How to calculate pumping pressure for backfilling of a borehole?

I am trying to calculate the pumping pressure needed to backfill a borehole with geothermal grout. The hose is pulled up at the same rate as the borehole fills, so pumping pressure will get lower as the hole is filled. The borehole is initially filled with water and is filled bottom to top.

The way I am calculating it now is like this:  With:
Pb: pressure at B (start of the hose going into the borehole).
i: Percentage of the borehole filled with grout).
ρ: Density.
g: acceleration due to gravity.
y: depth of the borehole.
τw: friction loss from hosewall.
D: diameter of the hose.
f: Friction coefficient.
vg: velocity of the grout in the hose. Problem is: I don't know if this is correct. Can somebody validate this or come with the right way to calculate this?

• Have a look at oil drilling manuals, they do those calculations all the time: petrowiki.org/… – patta Apr 30 at 11:56
• Can you explain a little more? what is $-\rho g y$? – patta Apr 30 at 12:11
• You say that $\rho$ stands for density, but which density? – Chet Miller Apr 30 at 12:12
• Density of the grout or density of the water, in −ρgy it is the density of the water. – Kiteman Apr 30 at 12:43
• −ρgy is the hydrostatic pressure at point A – Kiteman Apr 30 at 12:44

A force balance on the grout column gives $$P_B+\rho_{grout}gy(1-i)-P_A-4\frac{\tau_w y}{D}=0$$This neglects any acceleration of the grout fluid and any drag caused by the upward motion of the hose. For the water, the force balance is $$P_A=\rho_{water}gy(1-i)$$ So, $$p_B=-(\rho_{grout}-\rho_{water})gy(1-i)+4\frac{\tau_w y}{D}$$So the density difference between the grout and the water reduces the pressure at B, and the grout fluid drag flow increases the pressure at B.

• This argument makes sense for me, only I will put the $i$ as fraction of filled column, as the OP, so you have for example $P_A = \rho_w g y (1-i)$ – patta Apr 30 at 12:51
• @patta That doesn't seem correct to me. $P_A$ is determined by the weight of the column above A. – Chet Miller Apr 30 at 13:20
• agree, but from the drawing, $y$ is the total well depth (not the depth of the column above A). Your calculation works with $y$ as the depth of A – patta Apr 30 at 13:24
• @patta Oops, missed that. I had read y as the depth at A. I've edited my answer. Thanks. – Chet Miller Apr 30 at 13:48
• now the wolrd is safer! – patta Apr 30 at 14:00

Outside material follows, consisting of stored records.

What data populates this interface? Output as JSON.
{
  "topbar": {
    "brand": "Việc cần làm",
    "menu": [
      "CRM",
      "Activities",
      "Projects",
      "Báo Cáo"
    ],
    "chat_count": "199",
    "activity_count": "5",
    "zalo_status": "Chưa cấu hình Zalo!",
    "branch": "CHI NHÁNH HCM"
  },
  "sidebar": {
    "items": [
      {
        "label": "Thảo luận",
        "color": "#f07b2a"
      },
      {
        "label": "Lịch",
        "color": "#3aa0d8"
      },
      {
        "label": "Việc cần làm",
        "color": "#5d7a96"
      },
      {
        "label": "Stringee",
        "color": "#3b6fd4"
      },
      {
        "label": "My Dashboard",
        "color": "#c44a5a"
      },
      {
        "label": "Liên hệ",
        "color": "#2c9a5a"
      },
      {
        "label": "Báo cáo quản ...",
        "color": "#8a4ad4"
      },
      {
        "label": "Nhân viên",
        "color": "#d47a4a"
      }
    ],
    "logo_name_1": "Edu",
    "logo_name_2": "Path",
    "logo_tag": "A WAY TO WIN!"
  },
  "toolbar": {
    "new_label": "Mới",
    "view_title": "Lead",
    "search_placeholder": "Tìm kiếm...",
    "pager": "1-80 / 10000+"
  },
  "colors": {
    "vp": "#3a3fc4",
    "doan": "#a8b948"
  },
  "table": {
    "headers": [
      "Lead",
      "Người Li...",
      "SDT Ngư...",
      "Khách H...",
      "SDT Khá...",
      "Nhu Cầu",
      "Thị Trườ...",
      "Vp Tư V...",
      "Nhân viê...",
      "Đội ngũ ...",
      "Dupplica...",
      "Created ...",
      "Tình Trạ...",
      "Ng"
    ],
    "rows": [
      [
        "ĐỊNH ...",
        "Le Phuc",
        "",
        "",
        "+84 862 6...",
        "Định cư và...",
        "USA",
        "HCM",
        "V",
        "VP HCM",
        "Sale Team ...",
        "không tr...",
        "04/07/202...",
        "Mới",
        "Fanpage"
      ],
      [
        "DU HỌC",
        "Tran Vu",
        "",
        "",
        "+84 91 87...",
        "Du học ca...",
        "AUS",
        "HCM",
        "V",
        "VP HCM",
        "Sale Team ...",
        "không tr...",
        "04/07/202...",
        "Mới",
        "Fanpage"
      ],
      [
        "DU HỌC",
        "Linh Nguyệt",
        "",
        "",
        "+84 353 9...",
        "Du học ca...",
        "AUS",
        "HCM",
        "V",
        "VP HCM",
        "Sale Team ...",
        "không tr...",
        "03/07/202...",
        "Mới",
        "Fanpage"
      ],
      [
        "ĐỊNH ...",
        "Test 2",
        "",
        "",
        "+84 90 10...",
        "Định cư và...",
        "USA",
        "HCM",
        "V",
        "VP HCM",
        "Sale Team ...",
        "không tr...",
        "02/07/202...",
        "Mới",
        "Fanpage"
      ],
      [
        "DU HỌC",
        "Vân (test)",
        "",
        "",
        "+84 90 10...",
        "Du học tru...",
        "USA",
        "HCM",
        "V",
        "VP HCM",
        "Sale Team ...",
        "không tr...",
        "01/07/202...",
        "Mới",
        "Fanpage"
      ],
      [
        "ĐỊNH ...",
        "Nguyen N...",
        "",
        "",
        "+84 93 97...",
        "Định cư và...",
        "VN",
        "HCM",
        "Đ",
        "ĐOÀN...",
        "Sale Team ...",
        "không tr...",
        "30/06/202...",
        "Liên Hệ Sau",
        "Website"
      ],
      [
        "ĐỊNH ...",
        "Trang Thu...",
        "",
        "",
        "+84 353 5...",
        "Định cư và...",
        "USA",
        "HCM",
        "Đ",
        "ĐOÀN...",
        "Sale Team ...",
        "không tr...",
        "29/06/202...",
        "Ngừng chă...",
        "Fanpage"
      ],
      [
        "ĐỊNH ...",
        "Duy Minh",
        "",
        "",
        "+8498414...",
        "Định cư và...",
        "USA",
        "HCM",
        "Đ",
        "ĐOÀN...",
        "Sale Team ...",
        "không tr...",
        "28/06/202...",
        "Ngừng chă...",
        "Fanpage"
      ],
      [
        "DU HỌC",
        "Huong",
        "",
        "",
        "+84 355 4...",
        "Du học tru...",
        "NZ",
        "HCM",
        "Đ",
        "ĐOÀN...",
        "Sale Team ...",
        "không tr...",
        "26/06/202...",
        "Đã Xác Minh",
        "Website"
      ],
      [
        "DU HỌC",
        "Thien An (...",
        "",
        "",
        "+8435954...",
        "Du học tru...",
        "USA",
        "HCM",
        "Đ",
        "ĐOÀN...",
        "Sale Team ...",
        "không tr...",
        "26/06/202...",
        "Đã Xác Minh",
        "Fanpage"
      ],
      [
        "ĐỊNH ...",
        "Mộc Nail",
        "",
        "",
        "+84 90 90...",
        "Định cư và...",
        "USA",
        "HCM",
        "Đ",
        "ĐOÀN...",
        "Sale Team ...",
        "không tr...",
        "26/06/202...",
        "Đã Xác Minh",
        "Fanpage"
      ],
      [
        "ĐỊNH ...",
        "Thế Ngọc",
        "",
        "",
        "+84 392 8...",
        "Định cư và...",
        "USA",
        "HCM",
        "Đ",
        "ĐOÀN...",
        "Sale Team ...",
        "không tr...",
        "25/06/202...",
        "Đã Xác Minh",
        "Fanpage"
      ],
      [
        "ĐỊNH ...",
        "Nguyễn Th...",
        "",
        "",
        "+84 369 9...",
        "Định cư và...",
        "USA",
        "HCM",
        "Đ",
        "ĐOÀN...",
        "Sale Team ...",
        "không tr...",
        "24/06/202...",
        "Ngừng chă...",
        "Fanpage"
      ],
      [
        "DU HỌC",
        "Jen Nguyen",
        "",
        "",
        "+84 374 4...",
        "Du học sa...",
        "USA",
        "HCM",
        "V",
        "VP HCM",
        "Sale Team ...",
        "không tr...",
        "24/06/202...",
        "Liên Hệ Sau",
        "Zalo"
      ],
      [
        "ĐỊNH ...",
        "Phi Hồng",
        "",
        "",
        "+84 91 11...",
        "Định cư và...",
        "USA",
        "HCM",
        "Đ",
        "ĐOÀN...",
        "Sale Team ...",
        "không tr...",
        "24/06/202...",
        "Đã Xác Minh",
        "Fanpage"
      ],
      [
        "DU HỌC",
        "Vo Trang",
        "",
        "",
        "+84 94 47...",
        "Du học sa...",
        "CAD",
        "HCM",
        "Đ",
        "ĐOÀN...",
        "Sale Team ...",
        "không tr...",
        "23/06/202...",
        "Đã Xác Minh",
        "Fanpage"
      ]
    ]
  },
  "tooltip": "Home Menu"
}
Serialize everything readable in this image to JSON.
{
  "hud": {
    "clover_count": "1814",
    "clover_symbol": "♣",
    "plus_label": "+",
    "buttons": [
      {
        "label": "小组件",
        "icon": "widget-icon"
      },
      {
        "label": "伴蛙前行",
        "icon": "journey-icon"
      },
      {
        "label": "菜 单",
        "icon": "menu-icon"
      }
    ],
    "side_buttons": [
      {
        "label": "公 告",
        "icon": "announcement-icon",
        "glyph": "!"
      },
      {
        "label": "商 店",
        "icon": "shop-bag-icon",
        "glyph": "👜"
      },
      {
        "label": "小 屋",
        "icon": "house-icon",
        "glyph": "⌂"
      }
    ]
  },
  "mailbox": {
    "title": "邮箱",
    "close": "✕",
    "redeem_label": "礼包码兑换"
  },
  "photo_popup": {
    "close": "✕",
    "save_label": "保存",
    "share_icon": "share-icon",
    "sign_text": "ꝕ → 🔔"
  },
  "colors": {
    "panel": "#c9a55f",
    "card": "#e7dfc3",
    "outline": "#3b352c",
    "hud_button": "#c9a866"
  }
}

Some temporary fixes, in random order:

1. If the bottom is open (in contact with formation fluid) then you need to keep the bottom at its own specific pressure $$P_f$$ (which depend on the well), to have equilibrium between the well and the rock fluid, otherwise the fluid will invade your well, or opposite. Is that your $$-\rho g y$$ term? The outflow of water at B then need to be kept under pressure (wellhead)
2. between A and B you have the hydrostatic pressure of the grout, that helps you in filling.
3. So let $$P_f$$ the pressure at the bottom; then you have at point A $$P_A= P_f - i \rho_g g y$$ and your hose pumping form B, $$P_B = P_A - (1-i) \rho_g g y + friction = P_f - \rho_g g y + friction$$; this looks simple
4. The messy one is the water pressure on top
5. If you have to do that for real, you should consider also the dynamic pressure (when you start and stop pumping) ....
• Ok, so you keep the top free water surface at atmospheric pressure? – patta Apr 30 at 12:47
• Yes, it is just a hole in the ground filled with water that needs to be filled with grout to ensure no contamination can reach the groundwater in the earth. – Kiteman May 1 at 8:05
• Ok, so you can go with the solution by @Chet Miller. Note that the grout will be "sucked down" by being heavier than clear water. So you can pour it in with zero pressure (free flowing from a tank) and it will adjust the speed $v_g$ until the well is about filled up. – patta May 1 at 9:12